- [Work to complete]:
All lines with the word "value" in the material below are required.
──────────────────────────────
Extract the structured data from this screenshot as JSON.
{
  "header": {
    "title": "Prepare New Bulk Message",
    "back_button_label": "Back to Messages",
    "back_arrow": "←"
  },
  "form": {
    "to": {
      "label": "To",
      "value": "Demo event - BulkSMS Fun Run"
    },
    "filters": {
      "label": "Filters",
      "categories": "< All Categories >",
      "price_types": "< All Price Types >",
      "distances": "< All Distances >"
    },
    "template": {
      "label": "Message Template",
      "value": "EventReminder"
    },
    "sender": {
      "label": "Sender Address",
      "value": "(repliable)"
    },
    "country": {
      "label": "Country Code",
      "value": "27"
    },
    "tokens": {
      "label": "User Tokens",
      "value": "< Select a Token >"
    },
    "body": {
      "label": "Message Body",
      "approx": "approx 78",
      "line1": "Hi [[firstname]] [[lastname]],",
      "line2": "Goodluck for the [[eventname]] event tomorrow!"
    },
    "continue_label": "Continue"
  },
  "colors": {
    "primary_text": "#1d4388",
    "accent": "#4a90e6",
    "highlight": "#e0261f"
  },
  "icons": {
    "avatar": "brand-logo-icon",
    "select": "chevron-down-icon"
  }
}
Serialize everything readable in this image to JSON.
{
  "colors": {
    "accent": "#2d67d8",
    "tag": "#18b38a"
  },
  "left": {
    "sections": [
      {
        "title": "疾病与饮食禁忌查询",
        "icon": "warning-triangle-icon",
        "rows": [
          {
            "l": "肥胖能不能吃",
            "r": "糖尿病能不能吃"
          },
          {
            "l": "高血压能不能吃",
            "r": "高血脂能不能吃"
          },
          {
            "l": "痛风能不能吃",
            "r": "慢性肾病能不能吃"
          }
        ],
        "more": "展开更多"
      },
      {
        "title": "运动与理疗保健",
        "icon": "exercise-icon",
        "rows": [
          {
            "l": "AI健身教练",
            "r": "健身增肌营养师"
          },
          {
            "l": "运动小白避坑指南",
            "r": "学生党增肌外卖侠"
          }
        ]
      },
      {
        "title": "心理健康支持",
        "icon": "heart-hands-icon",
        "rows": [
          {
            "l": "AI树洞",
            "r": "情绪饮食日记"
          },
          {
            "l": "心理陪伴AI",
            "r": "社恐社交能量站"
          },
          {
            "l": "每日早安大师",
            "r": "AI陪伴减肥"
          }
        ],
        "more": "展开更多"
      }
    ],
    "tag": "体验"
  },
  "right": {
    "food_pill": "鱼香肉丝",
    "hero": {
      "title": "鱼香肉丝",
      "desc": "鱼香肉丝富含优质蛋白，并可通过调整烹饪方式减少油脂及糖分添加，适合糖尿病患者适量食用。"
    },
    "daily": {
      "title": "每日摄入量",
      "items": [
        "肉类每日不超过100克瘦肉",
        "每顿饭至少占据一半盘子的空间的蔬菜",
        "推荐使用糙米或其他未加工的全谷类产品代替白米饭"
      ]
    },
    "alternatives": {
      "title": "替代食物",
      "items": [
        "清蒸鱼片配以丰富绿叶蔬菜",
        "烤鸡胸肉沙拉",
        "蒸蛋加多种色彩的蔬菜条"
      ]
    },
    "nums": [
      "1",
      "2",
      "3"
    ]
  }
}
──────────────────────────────
- [Written answer]:
      "value": "Demo event - BulkSMS Fun Run"
      "value": "EventReminder"
      "value": "(repliable)"
      "value": "27"
      "value": "< Select a Token >"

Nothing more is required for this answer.